14.02.2013 - EU researchers have prooved next generation sequencing to be more effective in tracing tuberculosis outbreaks than the current gold standard.
A new form of genetic testing of the bacteria that cause tuberculosis (TB) can provide better information on TB transmission and also trace TB outbreaks more accurately than the current gold standard test, according to results from the EU’s €7.8m PathoNGen-Trace project (PLOS Medicine).
A team of researchers led by Stefan Niemann including the SMEs Ridom GmbH (Muenster) and Genoscreen SAS (Lille) compared the results of next-generation sequencing and genotyping on 86 Mycobacterium tuberculosis isolates from a TB outbreak in Germany between 1997 and 2010, in which 2301 people became ill. They found that sequencing provided more accurate information on clustering and longitudinal spread of the pathogen than the standard test (genotyping). Importantly, whole genome sequencing revealed that first outbreak isolates were falsely clustered by classical genotyping and do not belong to one recent transmission chain.
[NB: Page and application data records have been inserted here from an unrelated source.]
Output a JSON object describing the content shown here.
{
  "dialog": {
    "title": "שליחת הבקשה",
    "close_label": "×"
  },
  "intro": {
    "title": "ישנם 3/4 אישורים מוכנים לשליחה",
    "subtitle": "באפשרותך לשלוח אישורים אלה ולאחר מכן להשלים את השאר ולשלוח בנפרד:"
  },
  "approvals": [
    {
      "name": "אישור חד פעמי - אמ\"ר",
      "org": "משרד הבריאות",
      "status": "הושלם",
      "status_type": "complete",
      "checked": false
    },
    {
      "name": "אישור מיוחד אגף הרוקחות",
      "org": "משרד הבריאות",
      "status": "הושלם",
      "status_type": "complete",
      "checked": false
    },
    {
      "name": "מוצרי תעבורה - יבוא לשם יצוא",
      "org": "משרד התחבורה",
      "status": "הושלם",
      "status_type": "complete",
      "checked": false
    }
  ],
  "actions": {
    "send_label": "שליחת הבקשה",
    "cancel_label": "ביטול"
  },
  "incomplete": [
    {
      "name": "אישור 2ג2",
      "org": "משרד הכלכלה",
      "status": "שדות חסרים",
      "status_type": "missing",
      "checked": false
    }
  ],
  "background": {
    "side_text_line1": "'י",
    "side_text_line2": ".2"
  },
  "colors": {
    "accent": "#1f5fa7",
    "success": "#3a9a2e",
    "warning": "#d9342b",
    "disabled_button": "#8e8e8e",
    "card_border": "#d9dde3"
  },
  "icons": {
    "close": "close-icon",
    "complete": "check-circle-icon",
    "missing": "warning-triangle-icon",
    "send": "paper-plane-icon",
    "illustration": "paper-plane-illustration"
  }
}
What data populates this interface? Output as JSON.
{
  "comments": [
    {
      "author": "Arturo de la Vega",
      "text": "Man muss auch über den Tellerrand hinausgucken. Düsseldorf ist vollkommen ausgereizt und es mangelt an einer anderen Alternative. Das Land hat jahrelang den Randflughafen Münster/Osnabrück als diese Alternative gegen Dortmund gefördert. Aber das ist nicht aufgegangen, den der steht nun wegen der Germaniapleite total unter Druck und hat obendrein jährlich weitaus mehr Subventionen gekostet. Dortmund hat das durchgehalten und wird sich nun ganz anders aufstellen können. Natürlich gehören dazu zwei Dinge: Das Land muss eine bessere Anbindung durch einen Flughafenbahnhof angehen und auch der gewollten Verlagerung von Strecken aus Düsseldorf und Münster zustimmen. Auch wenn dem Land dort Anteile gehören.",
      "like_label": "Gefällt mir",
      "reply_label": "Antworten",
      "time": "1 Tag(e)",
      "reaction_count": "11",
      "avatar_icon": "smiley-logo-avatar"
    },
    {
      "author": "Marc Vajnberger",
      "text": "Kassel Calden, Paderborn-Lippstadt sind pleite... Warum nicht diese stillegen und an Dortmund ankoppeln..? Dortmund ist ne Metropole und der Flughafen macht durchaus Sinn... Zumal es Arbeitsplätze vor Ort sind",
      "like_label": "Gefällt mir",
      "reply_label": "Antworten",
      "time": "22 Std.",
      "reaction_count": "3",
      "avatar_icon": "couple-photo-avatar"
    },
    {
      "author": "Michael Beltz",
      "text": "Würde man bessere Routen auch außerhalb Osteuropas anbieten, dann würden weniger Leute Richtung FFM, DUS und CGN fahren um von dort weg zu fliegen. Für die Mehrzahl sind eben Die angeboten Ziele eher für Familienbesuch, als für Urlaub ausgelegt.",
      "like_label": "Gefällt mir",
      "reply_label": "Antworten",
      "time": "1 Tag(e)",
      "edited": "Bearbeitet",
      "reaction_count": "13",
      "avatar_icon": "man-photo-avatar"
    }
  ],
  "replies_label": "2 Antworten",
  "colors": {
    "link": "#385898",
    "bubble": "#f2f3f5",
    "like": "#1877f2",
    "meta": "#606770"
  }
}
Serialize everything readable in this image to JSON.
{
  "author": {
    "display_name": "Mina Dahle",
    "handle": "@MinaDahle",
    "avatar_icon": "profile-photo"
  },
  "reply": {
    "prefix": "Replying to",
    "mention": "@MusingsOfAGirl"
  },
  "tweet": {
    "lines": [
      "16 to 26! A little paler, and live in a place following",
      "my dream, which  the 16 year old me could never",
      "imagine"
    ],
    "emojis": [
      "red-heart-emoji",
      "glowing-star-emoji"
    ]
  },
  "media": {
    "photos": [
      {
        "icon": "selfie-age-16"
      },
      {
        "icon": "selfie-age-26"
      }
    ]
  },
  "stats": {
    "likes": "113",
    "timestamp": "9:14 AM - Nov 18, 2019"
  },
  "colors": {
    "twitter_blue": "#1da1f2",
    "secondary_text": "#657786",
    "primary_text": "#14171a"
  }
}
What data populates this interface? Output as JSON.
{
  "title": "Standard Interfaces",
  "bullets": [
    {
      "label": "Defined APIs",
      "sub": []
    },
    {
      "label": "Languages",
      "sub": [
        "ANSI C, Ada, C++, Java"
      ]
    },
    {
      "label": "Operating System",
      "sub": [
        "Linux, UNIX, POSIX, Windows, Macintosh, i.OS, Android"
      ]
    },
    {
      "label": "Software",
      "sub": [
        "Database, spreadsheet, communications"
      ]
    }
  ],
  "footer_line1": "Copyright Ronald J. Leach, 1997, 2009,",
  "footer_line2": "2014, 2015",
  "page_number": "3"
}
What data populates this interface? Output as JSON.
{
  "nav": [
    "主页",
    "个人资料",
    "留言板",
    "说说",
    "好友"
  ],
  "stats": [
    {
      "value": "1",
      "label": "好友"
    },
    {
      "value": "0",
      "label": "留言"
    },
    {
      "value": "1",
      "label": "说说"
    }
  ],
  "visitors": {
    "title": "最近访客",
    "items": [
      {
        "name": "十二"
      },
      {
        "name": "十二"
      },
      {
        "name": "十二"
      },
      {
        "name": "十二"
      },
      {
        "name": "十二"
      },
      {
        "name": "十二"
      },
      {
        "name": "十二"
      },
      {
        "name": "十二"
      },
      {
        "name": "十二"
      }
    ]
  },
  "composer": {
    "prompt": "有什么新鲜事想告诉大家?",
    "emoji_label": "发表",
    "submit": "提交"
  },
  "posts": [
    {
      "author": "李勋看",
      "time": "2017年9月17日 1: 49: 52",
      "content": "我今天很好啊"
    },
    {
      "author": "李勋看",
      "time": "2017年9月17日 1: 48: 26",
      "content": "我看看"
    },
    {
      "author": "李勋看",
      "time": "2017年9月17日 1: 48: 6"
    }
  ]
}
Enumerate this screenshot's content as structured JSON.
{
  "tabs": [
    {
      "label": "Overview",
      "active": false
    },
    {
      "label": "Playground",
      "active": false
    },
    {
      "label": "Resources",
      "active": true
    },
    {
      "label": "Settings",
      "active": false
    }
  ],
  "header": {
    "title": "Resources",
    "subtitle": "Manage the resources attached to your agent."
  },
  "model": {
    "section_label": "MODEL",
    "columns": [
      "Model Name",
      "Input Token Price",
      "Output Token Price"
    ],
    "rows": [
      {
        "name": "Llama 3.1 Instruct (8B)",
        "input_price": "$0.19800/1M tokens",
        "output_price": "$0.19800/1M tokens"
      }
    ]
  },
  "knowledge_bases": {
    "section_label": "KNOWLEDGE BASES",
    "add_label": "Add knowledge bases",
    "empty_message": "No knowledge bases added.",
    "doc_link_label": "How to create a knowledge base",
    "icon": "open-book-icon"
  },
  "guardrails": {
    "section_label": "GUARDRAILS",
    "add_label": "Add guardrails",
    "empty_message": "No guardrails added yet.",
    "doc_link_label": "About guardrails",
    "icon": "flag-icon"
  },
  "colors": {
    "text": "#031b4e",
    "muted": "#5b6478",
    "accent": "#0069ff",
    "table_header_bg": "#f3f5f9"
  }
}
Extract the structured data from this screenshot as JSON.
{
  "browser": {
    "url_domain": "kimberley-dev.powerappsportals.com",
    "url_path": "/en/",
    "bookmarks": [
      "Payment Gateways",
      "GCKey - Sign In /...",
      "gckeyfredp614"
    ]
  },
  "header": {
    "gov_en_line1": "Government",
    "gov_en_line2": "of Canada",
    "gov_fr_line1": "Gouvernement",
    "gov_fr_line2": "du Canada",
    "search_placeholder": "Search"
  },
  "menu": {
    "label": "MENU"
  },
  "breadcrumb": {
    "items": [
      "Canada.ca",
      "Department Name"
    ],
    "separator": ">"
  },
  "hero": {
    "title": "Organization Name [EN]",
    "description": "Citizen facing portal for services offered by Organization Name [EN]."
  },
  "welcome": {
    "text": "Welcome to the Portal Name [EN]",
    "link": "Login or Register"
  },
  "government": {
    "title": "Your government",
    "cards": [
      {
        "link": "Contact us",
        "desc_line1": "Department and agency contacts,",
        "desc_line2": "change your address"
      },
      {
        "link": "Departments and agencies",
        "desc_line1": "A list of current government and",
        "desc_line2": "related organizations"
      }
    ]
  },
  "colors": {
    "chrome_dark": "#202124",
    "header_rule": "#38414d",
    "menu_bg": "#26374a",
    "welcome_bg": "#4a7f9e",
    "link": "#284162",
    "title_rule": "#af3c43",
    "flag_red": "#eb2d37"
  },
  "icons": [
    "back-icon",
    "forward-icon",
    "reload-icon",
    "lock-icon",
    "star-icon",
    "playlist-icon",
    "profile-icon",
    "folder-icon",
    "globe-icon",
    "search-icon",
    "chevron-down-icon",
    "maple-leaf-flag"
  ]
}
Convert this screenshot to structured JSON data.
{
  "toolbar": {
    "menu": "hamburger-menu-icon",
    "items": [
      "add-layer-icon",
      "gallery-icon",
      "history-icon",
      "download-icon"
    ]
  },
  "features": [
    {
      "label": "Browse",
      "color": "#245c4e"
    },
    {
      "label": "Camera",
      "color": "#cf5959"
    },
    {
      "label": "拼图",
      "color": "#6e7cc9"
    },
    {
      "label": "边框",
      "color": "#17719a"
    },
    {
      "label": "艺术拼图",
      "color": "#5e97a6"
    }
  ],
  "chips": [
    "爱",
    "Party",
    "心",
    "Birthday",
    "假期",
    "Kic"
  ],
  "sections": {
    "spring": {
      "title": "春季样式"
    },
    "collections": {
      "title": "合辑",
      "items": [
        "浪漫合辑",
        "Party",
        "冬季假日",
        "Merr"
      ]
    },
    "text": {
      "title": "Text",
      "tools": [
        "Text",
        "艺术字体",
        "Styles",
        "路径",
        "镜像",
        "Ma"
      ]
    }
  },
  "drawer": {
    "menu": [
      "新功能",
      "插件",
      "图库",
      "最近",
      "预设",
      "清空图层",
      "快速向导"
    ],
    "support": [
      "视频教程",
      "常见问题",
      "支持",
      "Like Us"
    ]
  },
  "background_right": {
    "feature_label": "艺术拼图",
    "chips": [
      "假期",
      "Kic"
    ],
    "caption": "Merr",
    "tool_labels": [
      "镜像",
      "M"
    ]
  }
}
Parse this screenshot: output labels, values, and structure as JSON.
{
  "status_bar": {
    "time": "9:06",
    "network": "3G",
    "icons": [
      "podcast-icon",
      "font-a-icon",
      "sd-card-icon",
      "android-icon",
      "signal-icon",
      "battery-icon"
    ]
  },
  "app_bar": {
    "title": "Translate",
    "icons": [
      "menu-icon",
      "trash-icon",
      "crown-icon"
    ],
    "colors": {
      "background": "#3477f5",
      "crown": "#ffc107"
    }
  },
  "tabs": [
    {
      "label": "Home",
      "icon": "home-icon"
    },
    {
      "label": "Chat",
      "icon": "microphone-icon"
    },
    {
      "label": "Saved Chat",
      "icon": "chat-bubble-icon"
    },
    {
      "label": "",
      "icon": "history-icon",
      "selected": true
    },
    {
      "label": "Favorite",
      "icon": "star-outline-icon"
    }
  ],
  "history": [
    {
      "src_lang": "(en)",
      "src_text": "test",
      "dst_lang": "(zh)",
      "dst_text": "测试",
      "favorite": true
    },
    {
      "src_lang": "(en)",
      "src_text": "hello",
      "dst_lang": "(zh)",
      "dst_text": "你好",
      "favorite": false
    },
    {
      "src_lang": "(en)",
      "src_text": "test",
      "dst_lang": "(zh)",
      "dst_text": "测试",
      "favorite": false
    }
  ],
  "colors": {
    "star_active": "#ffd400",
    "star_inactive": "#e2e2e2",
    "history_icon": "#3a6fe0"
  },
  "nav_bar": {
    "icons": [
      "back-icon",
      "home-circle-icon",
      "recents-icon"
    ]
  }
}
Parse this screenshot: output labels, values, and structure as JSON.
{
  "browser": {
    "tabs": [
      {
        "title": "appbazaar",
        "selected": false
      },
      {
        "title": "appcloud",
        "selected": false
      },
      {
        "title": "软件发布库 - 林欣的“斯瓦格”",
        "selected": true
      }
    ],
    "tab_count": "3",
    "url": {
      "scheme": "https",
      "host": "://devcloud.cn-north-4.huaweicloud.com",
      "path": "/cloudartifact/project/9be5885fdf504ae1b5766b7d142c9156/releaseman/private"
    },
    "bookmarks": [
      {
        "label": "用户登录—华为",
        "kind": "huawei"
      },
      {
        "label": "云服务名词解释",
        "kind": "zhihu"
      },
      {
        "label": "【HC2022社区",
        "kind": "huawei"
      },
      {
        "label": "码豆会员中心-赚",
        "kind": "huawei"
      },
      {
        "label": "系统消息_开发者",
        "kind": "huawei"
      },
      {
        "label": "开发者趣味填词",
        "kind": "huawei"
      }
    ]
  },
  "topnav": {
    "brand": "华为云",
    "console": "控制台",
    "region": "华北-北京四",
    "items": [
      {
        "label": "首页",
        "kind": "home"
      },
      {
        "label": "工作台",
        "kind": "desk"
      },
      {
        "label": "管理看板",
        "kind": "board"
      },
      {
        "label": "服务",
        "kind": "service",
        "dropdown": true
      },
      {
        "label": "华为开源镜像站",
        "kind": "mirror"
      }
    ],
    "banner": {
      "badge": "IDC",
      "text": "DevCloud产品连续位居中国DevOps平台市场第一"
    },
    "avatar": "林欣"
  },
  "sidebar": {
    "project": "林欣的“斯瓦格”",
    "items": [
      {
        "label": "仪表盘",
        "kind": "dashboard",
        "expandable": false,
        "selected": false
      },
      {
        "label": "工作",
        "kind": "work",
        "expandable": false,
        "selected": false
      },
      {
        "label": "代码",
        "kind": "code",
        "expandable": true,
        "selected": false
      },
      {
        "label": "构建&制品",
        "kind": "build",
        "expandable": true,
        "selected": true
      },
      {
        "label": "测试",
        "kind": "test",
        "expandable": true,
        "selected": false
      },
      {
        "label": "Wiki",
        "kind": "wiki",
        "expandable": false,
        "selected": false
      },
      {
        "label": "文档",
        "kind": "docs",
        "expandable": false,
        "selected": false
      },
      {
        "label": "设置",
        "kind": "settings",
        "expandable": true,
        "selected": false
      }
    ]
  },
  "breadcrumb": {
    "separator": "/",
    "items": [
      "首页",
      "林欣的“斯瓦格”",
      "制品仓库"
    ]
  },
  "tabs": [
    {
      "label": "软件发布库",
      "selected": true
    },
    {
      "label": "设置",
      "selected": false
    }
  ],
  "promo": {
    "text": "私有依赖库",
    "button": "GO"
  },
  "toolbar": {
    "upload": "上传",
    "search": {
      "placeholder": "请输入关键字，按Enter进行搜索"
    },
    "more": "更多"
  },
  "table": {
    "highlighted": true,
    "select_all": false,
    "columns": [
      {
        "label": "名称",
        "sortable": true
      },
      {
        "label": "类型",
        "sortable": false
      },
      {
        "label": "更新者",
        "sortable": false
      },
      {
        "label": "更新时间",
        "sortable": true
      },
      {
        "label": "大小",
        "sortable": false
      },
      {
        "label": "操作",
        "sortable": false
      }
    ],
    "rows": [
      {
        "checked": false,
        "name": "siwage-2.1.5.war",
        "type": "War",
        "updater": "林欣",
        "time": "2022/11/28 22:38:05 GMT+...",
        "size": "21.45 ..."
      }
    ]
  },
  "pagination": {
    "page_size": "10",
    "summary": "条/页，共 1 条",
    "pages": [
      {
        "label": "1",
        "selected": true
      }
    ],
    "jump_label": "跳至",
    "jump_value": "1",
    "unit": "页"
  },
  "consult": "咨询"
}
By using whole genome sequencing, the authors estimated that the genetic material of M. tuberculosis evolved at a rate at 0.4 mutations per genome per year, suggesting that the bacterium grows in its natural host (infected people) with a doubling time of 22 hours, or 400 generations per year. This finding about the evolution of M. tuberculosis indicates how information from whole genome sequencing can be used to help trace future outbreaks
As the costs of whole genome sequencing are declining, this test could soon become the standard method for identifying transmission patterns and rates of infectious disease outbreaks, say the authors. "We envision that progressive effective implementation will be accelerated by the continuously decreasing sequencing costs, broader distribution of so-called bench top next generation sequencers, and upcoming bioinformatics developments to facilitate quick and relevant interpretation of the resulting data in public health and medical contexts." PathoNGen-Trace had been kicked-off in March 2012.
26.05.2016 BigDNA relaunches as Iceni Pharmaceuticals with the aim to develop repurposed and reformulated cancer therapies. First order of business: repurpose Merck Serono’s cilengitide as a multiple myeloma treatment.
24.05.2016 One of the pioneering companies developing pharmaceuticals and diagnostics based on the gut microbiome, Enterome Bioscience, has raised €14.5m in a Series C financing round. Among the investors were Seventure and Lundbeckfond as well as Nestlé.
20.05.2016 The long awaited global review on antimicrobial resistance by economist Lord Jim O’Neill has been published. It sets out an action plan to defeat superbugs with a huge awareness campaign and rapid diagnostics to be used before antibiotics are prescribed.
18.05.2016 Bayer is deepening its involvement in CRISPR with a licensing agreement for genome editing patents. Irish partner ERS Genomics holds the rights to the CRISPR/Cas9 tech from Emmanuelle Charpentier, one of the inventors.
11.05.2016 Newly spun out company OxStem has raised £16.9m (€21.5m) to develop regenerative meds for the treatment of age-related disease. It is the largest financing for an Oxford spin-out – or any UK academic spin-out – to date.
09.05.2016 Swiss Genentech partner AC Immune has raised CHF42.7m (€38.6m) in order to advance its therapeutic and diagnostic product pipeline in Alzheimer’s disease. The news follows a recently announced R&D collaboration with Biogen.
04.05.2016 Barcelona-based epigenetics expert Oryzon Genomics has closed a debt funding round of €10.5m, bringing the total money raised since last year to €27m. The funds will serve to advance the company’s two LSD1 inhibitors in cancer and neurodegeneration.
03.05.2016 Ipsen is strengthening its ties to long-time development partner Oncodesign, a Dijon-based cancer treatment biotech. The French pharma is handing over the pre-clinical pharmacology for its oncology research programmes to Oncodesign.